From its opening spectral assault to its achingly poignant conclusion as well as a witty depiction of afterlife bureaucracy in the vein of Beetlejuice and A Matter of Life and Death – A Ghost Waits has shocked and surprised audiences around the world, and now it makes its home video debut stacked with insightful bonus features that take you inside the process of creating this phantasmagorical monochromatic marvel.“
Sounds good, right? I thought so! The director, Adam Stovall, was also in attendance and would be leading a Q&A after the film. I love watching films with the director present. It’s a great opportunity to hear about what they were thinking when they made the film.
Stovall opened the screening by commenting how it took him five years to make the film – it was a true labor of love in so many ways. His passion for the project absolutely had me stoked to see the movie. Anyone who is this excited about their creation is sure to spread that feeling, and I found his enthusiasm contagious!
But Did A Ghost Waits Live Up to Its Director’s Enthusiasm? (Spoiler: Yes It Did!)
A Ghost Waits is black and white, which Stovall said was a divisive decision, but I can see why he made the artistic choice he did — the film has much more impact this way, and it’s beautiful to watch.
Jack, played by MacLeod Andrews, is obviously a bit down about life in general but tries to remain positive. Andrews is great in this role, filling his scenes alone with funny commentary and bits that allow us to get to know Jack a little more, and he’s such a likable guy that it’s easy to root for him.
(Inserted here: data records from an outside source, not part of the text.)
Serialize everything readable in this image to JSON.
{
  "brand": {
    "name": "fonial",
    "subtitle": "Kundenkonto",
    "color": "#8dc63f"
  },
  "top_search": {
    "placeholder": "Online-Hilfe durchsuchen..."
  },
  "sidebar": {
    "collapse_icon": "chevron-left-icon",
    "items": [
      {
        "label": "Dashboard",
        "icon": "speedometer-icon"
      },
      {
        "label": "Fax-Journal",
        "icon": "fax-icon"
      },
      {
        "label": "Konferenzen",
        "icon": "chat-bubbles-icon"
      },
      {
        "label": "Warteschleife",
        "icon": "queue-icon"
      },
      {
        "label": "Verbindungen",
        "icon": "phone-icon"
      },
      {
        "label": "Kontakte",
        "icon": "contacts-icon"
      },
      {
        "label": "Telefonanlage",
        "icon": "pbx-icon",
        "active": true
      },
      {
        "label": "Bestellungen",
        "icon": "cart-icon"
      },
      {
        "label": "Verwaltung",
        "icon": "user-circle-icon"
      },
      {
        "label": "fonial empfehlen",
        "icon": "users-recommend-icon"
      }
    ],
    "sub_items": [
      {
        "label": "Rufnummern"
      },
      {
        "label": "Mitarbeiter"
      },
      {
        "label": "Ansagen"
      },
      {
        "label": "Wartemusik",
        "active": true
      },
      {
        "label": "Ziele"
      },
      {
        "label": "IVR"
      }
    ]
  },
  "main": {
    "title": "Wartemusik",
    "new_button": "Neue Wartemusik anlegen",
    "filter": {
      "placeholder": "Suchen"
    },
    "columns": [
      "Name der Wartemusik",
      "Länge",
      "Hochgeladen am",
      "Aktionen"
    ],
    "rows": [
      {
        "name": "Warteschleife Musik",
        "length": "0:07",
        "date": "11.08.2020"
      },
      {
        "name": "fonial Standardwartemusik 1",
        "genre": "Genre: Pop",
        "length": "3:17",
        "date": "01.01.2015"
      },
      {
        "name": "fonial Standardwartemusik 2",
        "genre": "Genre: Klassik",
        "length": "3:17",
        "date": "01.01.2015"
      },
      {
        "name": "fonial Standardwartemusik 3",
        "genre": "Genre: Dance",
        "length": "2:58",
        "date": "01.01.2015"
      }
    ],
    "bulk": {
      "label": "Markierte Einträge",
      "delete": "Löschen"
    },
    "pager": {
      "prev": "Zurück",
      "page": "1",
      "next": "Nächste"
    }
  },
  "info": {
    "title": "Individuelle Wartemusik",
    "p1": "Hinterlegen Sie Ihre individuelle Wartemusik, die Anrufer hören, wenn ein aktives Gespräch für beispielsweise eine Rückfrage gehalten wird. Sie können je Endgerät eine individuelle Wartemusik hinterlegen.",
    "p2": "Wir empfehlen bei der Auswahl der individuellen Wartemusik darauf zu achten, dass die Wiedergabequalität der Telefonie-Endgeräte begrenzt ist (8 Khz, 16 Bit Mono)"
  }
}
Once Muriel comes on the scene to do her job (scare Jack away), the dynamic of the film changes, and she finds to her chagrin that Jack isn’t as easily scared off as previous guests.
As Jack realizes the house is indeed truly, honestly haunted, he’s more curious than afraid and asks Muriel about her life (er, afterlife) and finds out more than he’d bargained for about the possibilities of what happens after we shuffle off this mortal coil.
Jack proves the perfect friend for Muriel, who has lived her paranormal existence at the behest of her overbearing boss (yes, even after death, those exist!) and never really questioned what she wanted for herself. Jack has also trod his own lonely path and didn’t know how to obtain the things he longed for, either.
The two ultimately develop feelings for each other and must figure out how to deal with them. The end of the film is actually something Stovall touched on in the Q&A, as I can see how it was a difficult choice but the best choice for the story to work.
I won’t lie, I was shocked by the events that unfolded, but the end leaves you feeling happy and tearful. I rarely cry during horror films, but I did shed a few tears as the credits rolled. Keep in mind that despite some sad scenes, this film is also uplifting.
There are so many things that Stovall got right in this film. The music is used to great effect and, as Stovall explained, very purposefully. The mood is just right. It’s that rare, perfect mix of scares and laughs that work so well but few directors can achieve.
You can see the love that Stovall put into A Ghost Waits – it’s simply bursting from every word and every scene, and despite the low budget and DIY effects, this movie is an impressive achievement by a first-time director with a huge heart and clear love for the genre.
I definitely recommend not sleeping on A Ghost Waits. It’s such a cute, heartfelt, and entertaining story with so much to love. I am very interested to see what Stovall does next. With his clear love of filmmaking and tenacity to follow his dreams, I find him inspirational and refreshing!
Stream A Ghost Waits on Arrow’s streaming site or Amazon Prime or buy it on Blu-ray.
###Become a Patron!
All images from A Ghost Waits featured in Christi Bandy’s review came from IMDB and were used for review purposes only.
Christi Bandy has been writing and editing professionally since 2010. Her first horror movie, A Nightmare on Elm Street, began her lifelong love of horror. Christi also loves coffee, shopping, reading, tattoos, and Halloween.